The first thing I can remember wanting to be is a children’s author. I also loved animals. We had a dog and a big outdoor cage full of doves. My good friend, Jenny, lived on a dairy farm and it was critter heaven for me. We would jump her horses bareback over bales of hay and ride for miles in the hills.
When I was in college I spent a year in Nairobi, Kenya, as an exchange student. I didn’t know much about Africa before I left, but I knew it had lots of wildlife. I traveled throughout East and Central Africa and saw lions, elephants, gorillas, Cape buffalo, and many other animals. I met my future husband, Rob, in Kenya. He was also an exchange student. We both loved living in East Africa.
I have a B.A. in Social Science from the University of California, Irvine, and a Master of Public Health from the University of California, Berkeley. I’ve worked as a legislative assistant for foreign affairs for a California congressman and as an international health consultant. Over the years Rob and I lived in Kenya, the Marshall Islands, South Africa, the Philippines, and Japan. We have three children, Travis, Kelsey, and Connor. Each child was born in a different country. Our grandson, Shepherd, is a native San Franciscan.
How I Started Writing
My family and I lived in Japan for about six years, and my children all attended a local Japanese preschool. The Japanese mothers at the preschool told me the story of Hachiko. I thought it was a wonderful tale. When we returned to the U.S., I decided I wanted to be a writer, just like I’d planned to be when I was four. (Better late than never.) Hachiko is famous in Japan, and I thought his story would be a wonderful one to share with English-speaking children. Hachiko was my first book. Since then I’ve written Gorilla Doctors, Life on Earth—and Beyond, A Life in the Wild, The Frog Scientist, Prowling the Seas, Project Seahorse, The Dolphins of Shark Bay, Samurai Rising, Crow Smarts, and How to Build a Human.
On the Home Front
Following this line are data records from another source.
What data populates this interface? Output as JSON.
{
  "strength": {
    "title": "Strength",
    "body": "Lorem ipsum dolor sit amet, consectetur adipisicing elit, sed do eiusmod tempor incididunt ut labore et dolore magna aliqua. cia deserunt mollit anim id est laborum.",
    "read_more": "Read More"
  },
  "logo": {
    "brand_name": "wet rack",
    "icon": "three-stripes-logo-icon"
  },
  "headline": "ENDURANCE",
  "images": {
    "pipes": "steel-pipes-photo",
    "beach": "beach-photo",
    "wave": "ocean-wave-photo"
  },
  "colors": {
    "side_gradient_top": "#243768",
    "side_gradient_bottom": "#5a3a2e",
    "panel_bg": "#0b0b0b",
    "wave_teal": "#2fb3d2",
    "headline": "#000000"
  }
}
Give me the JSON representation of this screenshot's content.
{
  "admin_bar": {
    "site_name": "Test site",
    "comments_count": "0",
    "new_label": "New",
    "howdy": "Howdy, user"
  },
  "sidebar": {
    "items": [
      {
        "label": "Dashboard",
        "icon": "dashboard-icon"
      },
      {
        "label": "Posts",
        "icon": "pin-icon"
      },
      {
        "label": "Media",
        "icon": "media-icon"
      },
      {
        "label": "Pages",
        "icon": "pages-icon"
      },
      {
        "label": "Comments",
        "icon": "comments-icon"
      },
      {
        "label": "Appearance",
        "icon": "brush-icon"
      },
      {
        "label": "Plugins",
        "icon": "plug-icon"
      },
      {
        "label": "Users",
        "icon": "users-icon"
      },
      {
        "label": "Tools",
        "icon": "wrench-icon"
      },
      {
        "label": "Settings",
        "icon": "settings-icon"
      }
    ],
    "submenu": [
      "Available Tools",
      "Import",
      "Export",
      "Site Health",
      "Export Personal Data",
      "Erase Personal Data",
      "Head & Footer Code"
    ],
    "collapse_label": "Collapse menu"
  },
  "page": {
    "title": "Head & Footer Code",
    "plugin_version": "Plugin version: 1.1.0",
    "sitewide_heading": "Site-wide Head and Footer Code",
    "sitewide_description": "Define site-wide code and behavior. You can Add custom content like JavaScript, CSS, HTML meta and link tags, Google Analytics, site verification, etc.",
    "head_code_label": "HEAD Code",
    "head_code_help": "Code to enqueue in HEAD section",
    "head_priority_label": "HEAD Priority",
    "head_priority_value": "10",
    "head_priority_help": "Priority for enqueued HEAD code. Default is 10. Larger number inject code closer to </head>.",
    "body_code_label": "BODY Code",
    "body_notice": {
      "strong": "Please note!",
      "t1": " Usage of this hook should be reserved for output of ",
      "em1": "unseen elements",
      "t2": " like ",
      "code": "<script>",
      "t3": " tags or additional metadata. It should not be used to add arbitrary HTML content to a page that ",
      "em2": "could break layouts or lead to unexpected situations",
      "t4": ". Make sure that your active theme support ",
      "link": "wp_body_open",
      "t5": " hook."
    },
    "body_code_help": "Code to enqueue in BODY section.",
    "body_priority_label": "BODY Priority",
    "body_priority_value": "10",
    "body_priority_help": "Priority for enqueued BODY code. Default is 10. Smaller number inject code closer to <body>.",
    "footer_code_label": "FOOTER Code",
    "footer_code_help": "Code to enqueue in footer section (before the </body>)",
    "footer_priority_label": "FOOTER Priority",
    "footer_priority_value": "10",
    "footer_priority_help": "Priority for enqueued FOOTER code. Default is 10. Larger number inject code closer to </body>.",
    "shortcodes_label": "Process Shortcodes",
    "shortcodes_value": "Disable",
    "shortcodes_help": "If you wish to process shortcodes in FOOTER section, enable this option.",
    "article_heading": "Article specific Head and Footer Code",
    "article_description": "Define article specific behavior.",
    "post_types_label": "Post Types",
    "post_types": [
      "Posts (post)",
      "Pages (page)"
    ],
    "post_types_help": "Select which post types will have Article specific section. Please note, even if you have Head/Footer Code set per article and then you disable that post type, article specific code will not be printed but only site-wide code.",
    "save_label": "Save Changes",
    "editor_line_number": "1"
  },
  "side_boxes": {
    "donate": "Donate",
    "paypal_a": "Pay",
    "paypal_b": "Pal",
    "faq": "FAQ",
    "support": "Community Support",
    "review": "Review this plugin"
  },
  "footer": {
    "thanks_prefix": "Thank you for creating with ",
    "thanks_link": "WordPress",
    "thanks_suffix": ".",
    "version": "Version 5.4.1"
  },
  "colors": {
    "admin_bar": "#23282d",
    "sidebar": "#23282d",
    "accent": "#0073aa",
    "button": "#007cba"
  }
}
My husband and I split our time between Oakland, California, Newberg, Oregon, and Tokyo, Japan. Besides reading and writing, I love to scuba dive, snow ski, and practice kendo (Japanese swordfighting). I also volunteer as a wildlife rehabilitator at the Lindsay Wildlife Hospital in Walnut Creek, CA, where I specialize in raising orphaned crows and ravens. While writing, I’m kept company by my dog Manchee (who is named after the dog in Patrick Ness’s novel The Knife of Never Letting Go).